Our numbers donâ€™t suggest Seattleâ€™s defense has been exposed, but through three weeks, the Seahawks defense doesn't rank as high as it normally would. Seattle ranks 12th in Adjusted Defensive NEP, which includes ranking 5th against the run. Somewhat surprisingly, theyâ€™re 27th against the pass. The Seahawks have not played that poorly, and their three opponents so far this season have been pretty good offenses. With more games and more opponent adjustments, itâ€™s probably safe to assume the pass defense wonâ€™t rank just above Dallas and Indianapolis.
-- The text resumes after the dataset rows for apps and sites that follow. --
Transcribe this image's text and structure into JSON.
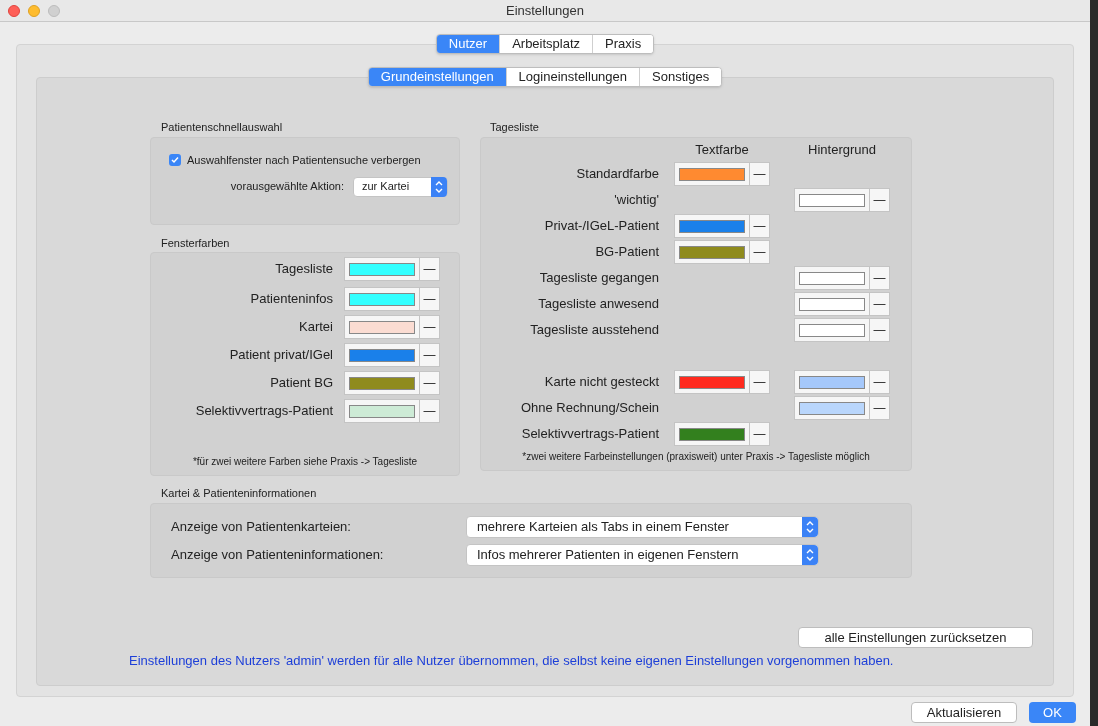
{
  "window": {
    "title": "Einstellungen"
  },
  "tabs": [
    {
      "label": "Nutzer",
      "selected": true
    },
    {
      "label": "Arbeitsplatz",
      "selected": false
    },
    {
      "label": "Praxis",
      "selected": false
    }
  ],
  "subtabs": [
    {
      "label": "Grundeinstellungen",
      "selected": true
    },
    {
      "label": "Logineinstellungen",
      "selected": false
    },
    {
      "label": "Sonstiges",
      "selected": false
    }
  ],
  "patientenschnellauswahl": {
    "title": "Patientenschnellauswahl",
    "checkbox": {
      "label": "Auswahlfenster nach Patientensuche verbergen",
      "checked": true
    },
    "action_label": "vorausgewählte Aktion:",
    "action_value": "zur Kartei"
  },
  "fensterfarben": {
    "title": "Fensterfarben",
    "minus": "—",
    "rows": [
      {
        "label": "Tagesliste",
        "color": "#33ffff"
      },
      {
        "label": "Patienteninfos",
        "color": "#33ffff"
      },
      {
        "label": "Kartei",
        "color": "#fbdcd2"
      },
      {
        "label": "Patient privat/IGel",
        "color": "#1a80ea"
      },
      {
        "label": "Patient BG",
        "color": "#8f8b1d"
      },
      {
        "label": "Selektivvertrags-Patient",
        "color": "#cdebd6"
      }
    ],
    "note": "*für zwei weitere Farben siehe Praxis -> Tagesliste"
  },
  "tagesliste": {
    "title": "Tagesliste",
    "column_headers": [
      "Textfarbe",
      "Hintergrund"
    ],
    "minus": "—",
    "groups": [
      {
        "rows": [
          {
            "label": "Standardfarbe",
            "text_well": {
              "color": "#ff8a30"
            }
          },
          {
            "label": "'wichtig'",
            "background_well": {
              "color": "#ffffff"
            }
          },
          {
            "label": "Privat-/IGeL-Patient",
            "text_well": {
              "color": "#1a80ea"
            }
          },
          {
            "label": "BG-Patient",
            "text_well": {
              "color": "#8f8b1d"
            }
          },
          {
            "label": "Tagesliste gegangen",
            "background_well": {
              "color": "#ffffff"
            }
          },
          {
            "label": "Tagesliste anwesend",
            "background_well": {
              "color": "#ffffff"
            }
          },
          {
            "label": "Tagesliste ausstehend",
            "background_well": {
              "color": "#ffffff"
            }
          }
        ]
      },
      {
        "rows": [
          {
            "label": "Karte nicht gesteckt",
            "text_well": {
              "color": "#ff2a1e"
            },
            "background_well": {
              "color": "#a5c8fb"
            }
          },
          {
            "label": "Ohne Rechnung/Schein",
            "background_well": {
              "color": "#b9d6fc"
            }
          },
          {
            "label": "Selektivvertrags-Patient",
            "text_well": {
              "color": "#33801e"
            }
          }
        ]
      }
    ],
    "note": "*zwei weitere Farbeinstellungen (praxisweit) unter Praxis -> Tagesliste möglich"
  },
  "kartei": {
    "title": "Kartei & Patienteninformationen",
    "rows": [
      {
        "label": "Anzeige von Patientenkarteien:",
        "value": "mehrere Karteien als Tabs in einem Fenster"
      },
      {
        "label": "Anzeige von Patienteninformationen:",
        "value": "Infos mehrerer Patienten in eigenen Fenstern"
      }
    ]
  },
  "reset_button": "alle Einstellungen zurücksetzen",
  "info_text": "Einstellungen des Nutzers 'admin' werden für alle Nutzer übernommen, die selbst keine eigenen Einstellungen vorgenommen haben.",
  "buttons": [
    {
      "label": "Aktualisieren",
      "default": false
    },
    {
      "label": "OK",
      "default": true
    }
  ]
}
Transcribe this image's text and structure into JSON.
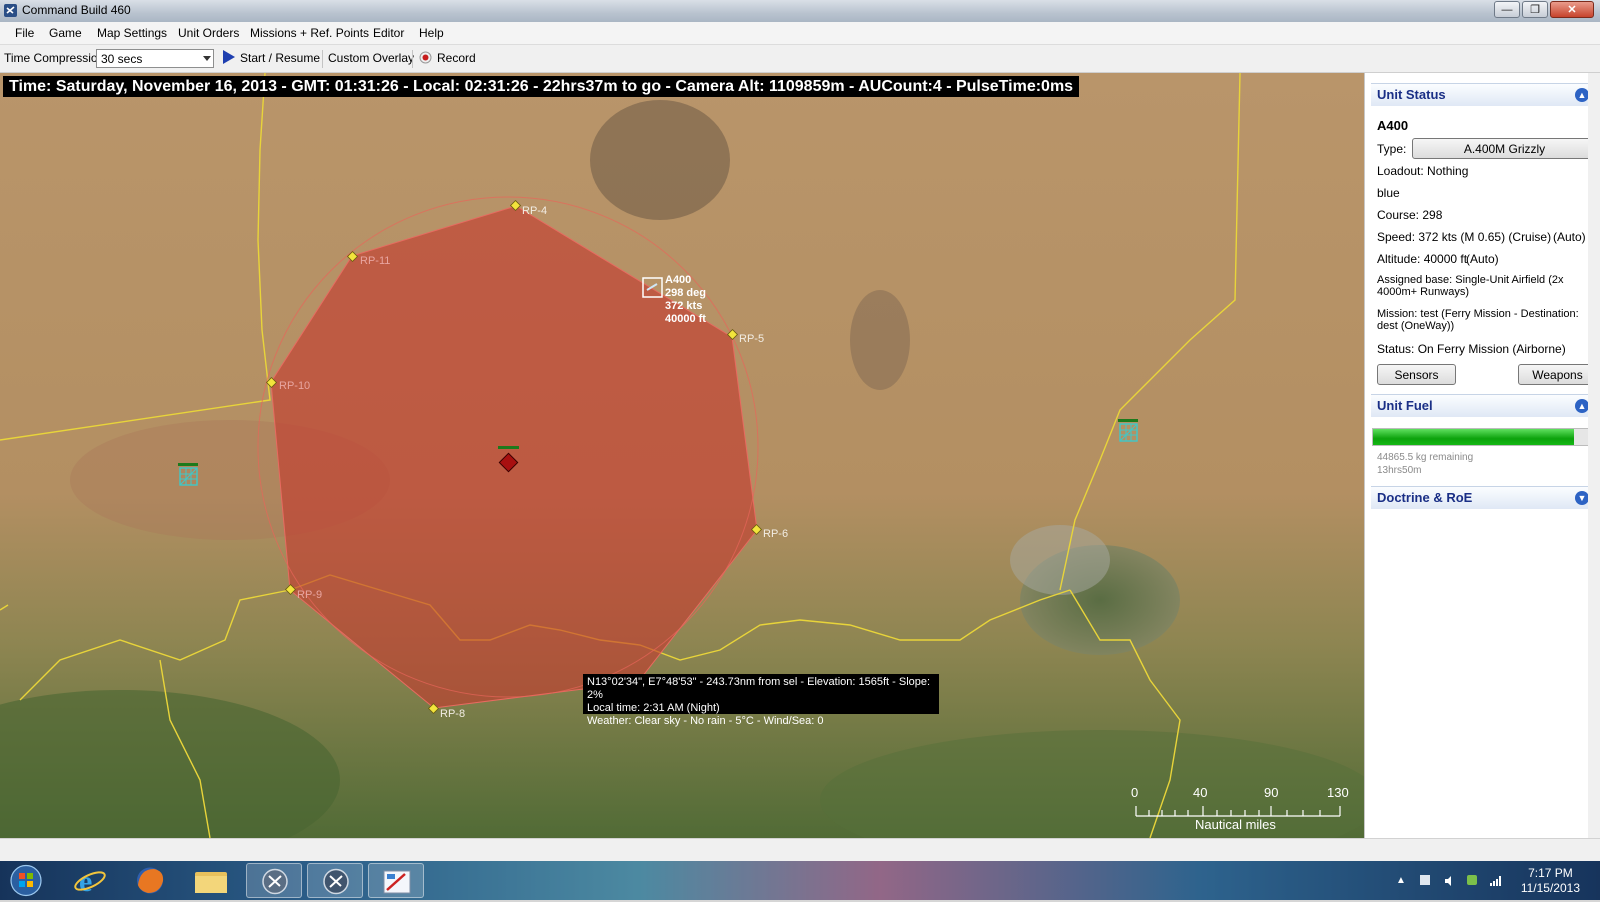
{
  "window": {
    "title": "Command Build 460"
  },
  "menu": [
    "File",
    "Game",
    "Map Settings",
    "Unit Orders",
    "Missions + Ref. Points",
    "Editor",
    "Help"
  ],
  "toolbar": {
    "time_compression_label": "Time Compression:",
    "time_compression_value": "30 secs",
    "start_resume": "Start / Resume",
    "custom_overlay": "Custom Overlay",
    "record": "Record"
  },
  "time_bar": "Time: Saturday, November 16, 2013 - GMT: 01:31:26 - Local: 02:31:26 - 22hrs37m to go -  Camera Alt: 1109859m - AUCount:4 - PulseTime:0ms",
  "map": {
    "reference_points": [
      "RP-4",
      "RP-11",
      "RP-5",
      "RP-10",
      "RP-6",
      "RP-9",
      "RP-8"
    ],
    "unit_label": {
      "name": "A400",
      "course": "298 deg",
      "speed": "372 kts",
      "altitude": "40000 ft"
    },
    "tooltip": [
      "N13°02'34\", E7°48'53\" - 243.73nm from sel - Elevation: 1565ft - Slope: 2%",
      "Local time: 2:31 AM (Night)",
      "Weather: Clear sky - No rain - 5°C - Wind/Sea: 0"
    ],
    "scale": {
      "ticks": [
        "0",
        "40",
        "90",
        "130"
      ],
      "units": "Nautical miles"
    },
    "colors": {
      "zone_fill": "#c43a2e",
      "border_line": "#e8d43a",
      "airfield_icon": "#3fc8c8",
      "rp_marker": "#f2e43c"
    }
  },
  "unit_status": {
    "header": "Unit Status",
    "name": "A400",
    "type_label": "Type:",
    "type_value": "A.400M Grizzly",
    "loadout": "Loadout: Nothing",
    "side": "blue",
    "course": "Course: 298",
    "speed": "Speed: 372 kts (M 0.65) (Cruise)",
    "speed_mode": "(Auto)",
    "altitude": "Altitude: 40000 ft",
    "altitude_mode": "(Auto)",
    "assigned_base_1": "Assigned base: Single-Unit Airfield (2x",
    "assigned_base_2": "4000m+ Runways)",
    "mission_1": "Mission: test (Ferry Mission - Destination:",
    "mission_2": "dest (OneWay))",
    "status": "Status: On Ferry Mission (Airborne)",
    "sensors_button": "Sensors",
    "weapons_button": "Weapons"
  },
  "unit_fuel": {
    "header": "Unit Fuel",
    "fuel_fraction": 0.89,
    "remaining": "44865.5 kg remaining",
    "time_left": "13hrs50m"
  },
  "doctrine": {
    "header": "Doctrine & RoE"
  },
  "taskbar": {
    "apps": [
      "start-orb",
      "internet-explorer",
      "firefox",
      "file-explorer",
      "command-app-1",
      "command-app-2",
      "paint-app"
    ],
    "clock_time": "7:17 PM",
    "clock_date": "11/15/2013"
  }
}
There has been a bit of a shift, though, to a more dangerous offense. Last season, the Seahawks were incredibly efficient with the threat of a big play. Now those big plays are becoming more common. Through three weeks, four different receivers already have a reception of at least 30 yards. Seattle ranks third in Adjusted NEP this season. Being the best running team in the league has helped. Russell Wilson is averaging 4.8 yards per attempt on the ground and ranks second in the league in Rushing NEP behind Justin Forsett. Only Leâ€™Veon Bell has a higher Rushing NEP than Marshawn Lynch among running backs with at least 50 carries.
Seattle is pretty clearly the most complete team in the league, and how better to show it than by beating the team that has been number one in our rankings since the season began. Seattle and Denver had been within decimal points of each other in nERD over the past three weeks, but the win on Sunday gave the Seahawks a significant bump and are now the best team in the league by over a point and a half. With the way this team has played over the past three seasons, itâ€™s hard to imagine that type of lead slipping away quickly or easily.